• [Provided records]:
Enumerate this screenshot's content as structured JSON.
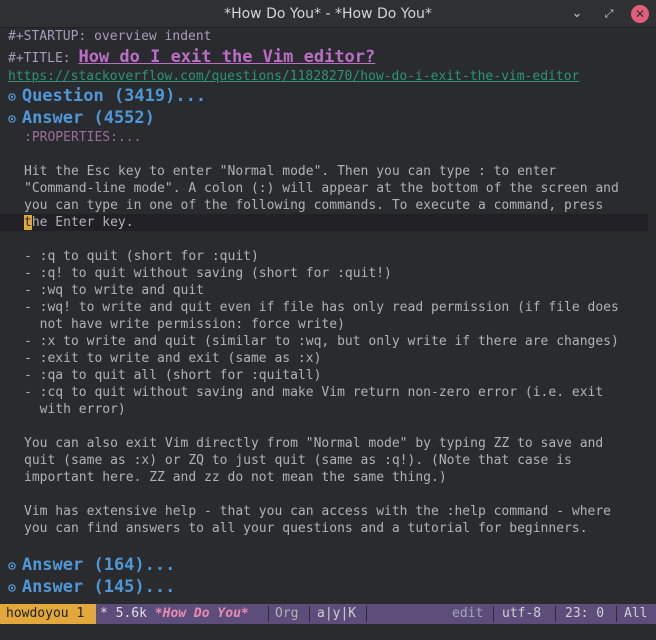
{
  "window": {
    "title": "*How Do You* - *How Do You*"
  },
  "buffer": {
    "startup_keyword": "#+STARTUP:",
    "startup_value": " overview indent",
    "title_keyword": "#+TITLE:",
    "title_value": "How do I exit the Vim editor?",
    "url": "https://stackoverflow.com/questions/11828270/how-do-i-exit-the-vim-editor",
    "headings": [
      {
        "bullet": "⊙",
        "text": "Question (3419)..."
      },
      {
        "bullet": "⊙",
        "text": "Answer (4552)"
      },
      {
        "bullet": "⊙",
        "text": "Answer (164)..."
      },
      {
        "bullet": "⊙",
        "text": "Answer (145)..."
      }
    ],
    "properties": ":PROPERTIES:...",
    "para1": [
      "Hit the Esc key to enter \"Normal mode\". Then you can type : to enter",
      "\"Command-line mode\". A colon (:) will appear at the bottom of the screen and",
      "you can type in one of the following commands. To execute a command, press"
    ],
    "para1_last_cursor": "t",
    "para1_last_rest": "he Enter key.",
    "list": [
      "- :q to quit (short for :quit)",
      "- :q! to quit without saving (short for :quit!)",
      "- :wq to write and quit",
      "- :wq! to write and quit even if file has only read permission (if file does",
      "  not have write permission: force write)",
      "- :x to write and quit (similar to :wq, but only write if there are changes)",
      "- :exit to write and exit (same as :x)",
      "- :qa to quit all (short for :quitall)",
      "- :cq to quit without saving and make Vim return non-zero error (i.e. exit",
      "  with error)"
    ],
    "para2": [
      "You can also exit Vim directly from \"Normal mode\" by typing ZZ to save and",
      "quit (same as :x) or ZQ to just quit (same as :q!). (Note that case is",
      "important here. ZZ and zz do not mean the same thing.)"
    ],
    "para3": [
      "Vim has extensive help - that you can access with the :help command - where",
      "you can find answers to all your questions and a tutorial for beginners."
    ]
  },
  "modeline": {
    "workspace": "howdoyou 1",
    "modified_marker": "* 5.6k ",
    "buffer_name": "*How Do You*",
    "major_mode": "Org",
    "minor_modes": "a|y|K",
    "state": "edit",
    "encoding": "utf-8",
    "position": "23: 0",
    "scroll": "All"
  },
  "colors": {
    "background": "#292b2e",
    "heading": "#4f97d7",
    "title": "#bc6ec5",
    "link": "#2d9574",
    "modeline": "#5d4d7a",
    "workspace": "#e3a83b"
  }
}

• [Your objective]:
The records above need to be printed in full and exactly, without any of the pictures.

• [Exercise solution]:
Enumerate this screenshot's content as structured JSON.
{
  "window": {
    "title": "*How Do You* - *How Do You*"
  },
  "buffer": {
    "startup_keyword": "#+STARTUP:",
    "startup_value": " overview indent",
    "title_keyword": "#+TITLE:",
    "title_value": "How do I exit the Vim editor?",
    "url": "https://stackoverflow.com/questions/11828270/how-do-i-exit-the-vim-editor",
    "headings": [
      {
        "bullet": "⊙",
        "text": "Question (3419)..."
      },
      {
        "bullet": "⊙",
        "text": "Answer (4552)"
      },
      {
        "bullet": "⊙",
        "text": "Answer (164)..."
      },
      {
        "bullet": "⊙",
        "text": "Answer (145)..."
      }
    ],
    "properties": ":PROPERTIES:...",
    "para1": [
      "Hit the Esc key to enter \"Normal mode\". Then you can type : to enter",
      "\"Command-line mode\". A colon (:) will appear at the bottom of the screen and",
      "you can type in one of the following commands. To execute a command, press"
    ],
    "para1_last_cursor": "t",
    "para1_last_rest": "he Enter key.",
    "list": [
      "- :q to quit (short for :quit)",
      "- :q! to quit without saving (short for :quit!)",
      "- :wq to write and quit",
      "- :wq! to write and quit even if file has only read permission (if file does",
      "  not have write permission: force write)",
      "- :x to write and quit (similar to :wq, but only write if there are changes)",
      "- :exit to write and exit (same as :x)",
      "- :qa to quit all (short for :quitall)",
      "- :cq to quit without saving and make Vim return non-zero error (i.e. exit",
      "  with error)"
    ],
    "para2": [
      "You can also exit Vim directly from \"Normal mode\" by typing ZZ to save and",
      "quit (same as :x) or ZQ to just quit (same as :q!). (Note that case is",
      "important here. ZZ and zz do not mean the same thing.)"
    ],
    "para3": [
      "Vim has extensive help - that you can access with the :help command - where",
      "you can find answers to all your questions and a tutorial for beginners."
    ]
  },
  "modeline": {
    "workspace": "howdoyou 1",
    "modified_marker": "* 5.6k ",
    "buffer_name": "*How Do You*",
    "major_mode": "Org",
    "minor_modes": "a|y|K",
    "state": "edit",
    "encoding": "utf-8",
    "position": "23: 0",
    "scroll": "All"
  },
  "colors": {
    "background": "#292b2e",
    "heading": "#4f97d7",
    "title": "#bc6ec5",
    "link": "#2d9574",
    "modeline": "#5d4d7a",
    "workspace": "#e3a83b"
  }
}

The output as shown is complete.